Albert Camus (1913-1960) grew up in a working-class neighbourhood in Algiers. He studied philosophy at the University of Algiers, and became a journalist. His most important works include The Outsider, The Myth of Sisyphus, The Plague and The Fall. After the occupation of France by the Germans in 1941, Camus became one of the intellectual leaders of the Resistance movement. He was killed in a road accident, and his last unfinished novel, The First Man, appeared posthumously.

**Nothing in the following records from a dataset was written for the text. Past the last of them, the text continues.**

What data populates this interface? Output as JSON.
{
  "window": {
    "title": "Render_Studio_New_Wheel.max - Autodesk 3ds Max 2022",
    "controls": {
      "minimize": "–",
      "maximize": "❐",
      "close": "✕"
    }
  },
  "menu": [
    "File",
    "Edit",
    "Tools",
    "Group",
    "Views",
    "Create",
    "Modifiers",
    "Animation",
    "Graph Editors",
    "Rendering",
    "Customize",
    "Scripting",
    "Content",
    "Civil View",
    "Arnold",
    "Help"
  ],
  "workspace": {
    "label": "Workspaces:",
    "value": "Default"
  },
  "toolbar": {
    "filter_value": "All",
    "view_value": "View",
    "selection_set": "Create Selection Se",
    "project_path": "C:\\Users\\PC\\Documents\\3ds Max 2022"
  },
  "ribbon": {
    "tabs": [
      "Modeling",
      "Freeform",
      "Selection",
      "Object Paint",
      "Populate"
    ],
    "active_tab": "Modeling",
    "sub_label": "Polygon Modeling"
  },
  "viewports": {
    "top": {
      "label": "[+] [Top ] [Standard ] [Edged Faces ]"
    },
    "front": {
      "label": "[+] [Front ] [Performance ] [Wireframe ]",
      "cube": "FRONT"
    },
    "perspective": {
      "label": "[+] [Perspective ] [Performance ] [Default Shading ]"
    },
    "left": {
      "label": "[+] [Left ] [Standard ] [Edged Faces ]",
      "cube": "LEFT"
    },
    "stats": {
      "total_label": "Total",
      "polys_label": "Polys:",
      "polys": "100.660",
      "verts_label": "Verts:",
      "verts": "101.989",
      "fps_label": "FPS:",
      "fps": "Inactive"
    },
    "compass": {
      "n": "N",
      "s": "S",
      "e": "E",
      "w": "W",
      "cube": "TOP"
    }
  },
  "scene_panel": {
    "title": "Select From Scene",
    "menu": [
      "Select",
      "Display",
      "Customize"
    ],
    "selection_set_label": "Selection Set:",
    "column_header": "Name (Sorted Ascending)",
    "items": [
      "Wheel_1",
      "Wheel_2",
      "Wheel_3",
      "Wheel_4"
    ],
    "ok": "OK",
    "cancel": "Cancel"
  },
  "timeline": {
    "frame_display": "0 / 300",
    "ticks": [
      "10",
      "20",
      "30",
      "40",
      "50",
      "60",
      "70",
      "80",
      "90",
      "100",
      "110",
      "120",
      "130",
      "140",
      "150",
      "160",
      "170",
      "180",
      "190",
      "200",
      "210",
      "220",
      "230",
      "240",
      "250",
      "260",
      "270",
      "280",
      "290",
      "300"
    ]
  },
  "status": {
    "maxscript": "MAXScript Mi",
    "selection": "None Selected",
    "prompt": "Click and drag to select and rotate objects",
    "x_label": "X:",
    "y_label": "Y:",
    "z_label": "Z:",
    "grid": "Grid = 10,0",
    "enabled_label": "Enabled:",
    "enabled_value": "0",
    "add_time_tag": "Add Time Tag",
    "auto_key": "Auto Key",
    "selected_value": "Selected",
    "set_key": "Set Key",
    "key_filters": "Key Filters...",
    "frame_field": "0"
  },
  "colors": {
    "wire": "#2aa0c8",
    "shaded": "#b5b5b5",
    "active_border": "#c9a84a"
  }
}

Justin O'Brien was the Blanche W. Knopf Professor of French Literature at Columbia University and renowed translator of André Gide and Albert Camus, both of whom were his intimate friends.